Griffin, who will take his new post on July 1, has spent 25 years in local and federal government management, most recently as deputy under secretary for science and technology at the U.S. Department of Homeland Security (DHS).
“As both an academic and practitioner, Dr. Griffin brings a wealth of applied, management and educational experience to the College of Emergency Preparedness, Homeland Security and Cybersecurity,” said Interim Provost and Senior Vice President for Academic Affairs Darrell Wheeler. “He is the perfect choice to lead CEHC as it continues to grow and train the next generation of planning and response experts.”
CEHC was created under the leadership of Gov. Andrew M. Cuomo in 2015, as the first of its kind in the nation. The college is dedicated to advancing educational and practical skills needed to prepare for, protect against, respond to, and recover from a growing array of natural and human-caused risks and threats in New York State and around the world.
Griffin became deputy under secretary for science and technology at DHS in May of 2014 after serving as director of the science and technology directorate’s First Responders Group. He is a member of the Federal Senior Executive Service and the recipient of the 2016 Presidential Rank Award, Distinguished.
He came to DHS after a 20-year career in local government as a senior leader and first responder. He was the director of environmental services for Arlington County, Va., where he managed a diverse portfolio of core governmental functions, including roads and engineering, transportation, facilities construction and maintenance, fleet management, capital planning and construction, and a nationally recognized energy and environmental sustainability program.
He served on the faculty of Georgetown University’s Public Policy Institute where he taught graduate level courses in state and local governance. Griffin received his doctoral degree in public administration/public affairs from Virginia Tech, and a master's degree in public administration from the University of Massachusetts, Amherst. His dissertation examined the characteristics of coordination in the homeland security network.

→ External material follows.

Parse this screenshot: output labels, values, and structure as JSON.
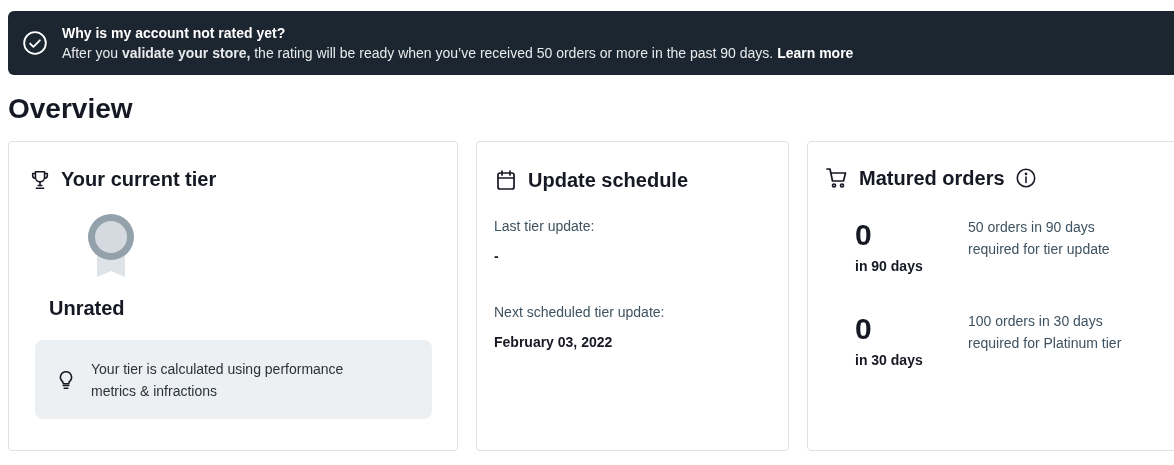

As the first director of the Arlington County Office of Emergency Management, Griffin developed a cross-functional department consisting of emergency management, law enforcement, fire/rescue, public health and emergency communications personnel. He oversaw construction of a state-of-the-art emergency communications and data analysis center; an integrated public notification system, including outdoor warning systems and enhanced sheltering capabilities for people and pets; and a nationally recognized citizen outreach effort. While in Arlington, he organized and led relief efforts to Florida (2004), New Orleans (2005), and numerous regional and intra-state deployments.
Prior to his time in Arlington, Griffin was the assistant county administrator and chief of fire and rescue in Loudoun County, Virginia, where he directed the county’s fire, rescue, bomb squad and emergency communications and management functions. In 2001, he led the Loudoun County Emergency Operations Center’s response to the Sept. 11 attack on the Pentagon, as well as the anthrax attack on the Dulles Postal Facility.
"It has been an honor and a privilege to serve in senior leadership positions in both emergency management and homeland security,” Griffin said. “One of the most important and lasting accomplishments of my career will be working with the University at Albany family in realizing the potential of Gov. Cuomo's vision of a college dedicated to keeping our communities safe from natural, man-made and cyber threats. I am humbled by the support I have received from Interim President James Stellar, Provost Wheeler and the search committee and I can't wait to become a Great Dane."
Interim CEHC Dean David Rousseau was tasked with establishing the new college in February 2015. He will be returning to the faculty to pursue research and teaching with a joint appointment in CEHC and Rockefeller College's Political Science Department.
“I would like to thank David Rousseau for his leadership in forming this exciting new school,” Wheeler said. “During his tenure as interim dean, his team has created in-demand new programs, hired a diverse group of new faculty, and collaborated with UAlbany faculty across the disciplines. The popular major and minor have gained more students than anticipated and will surely continue to attract new students.”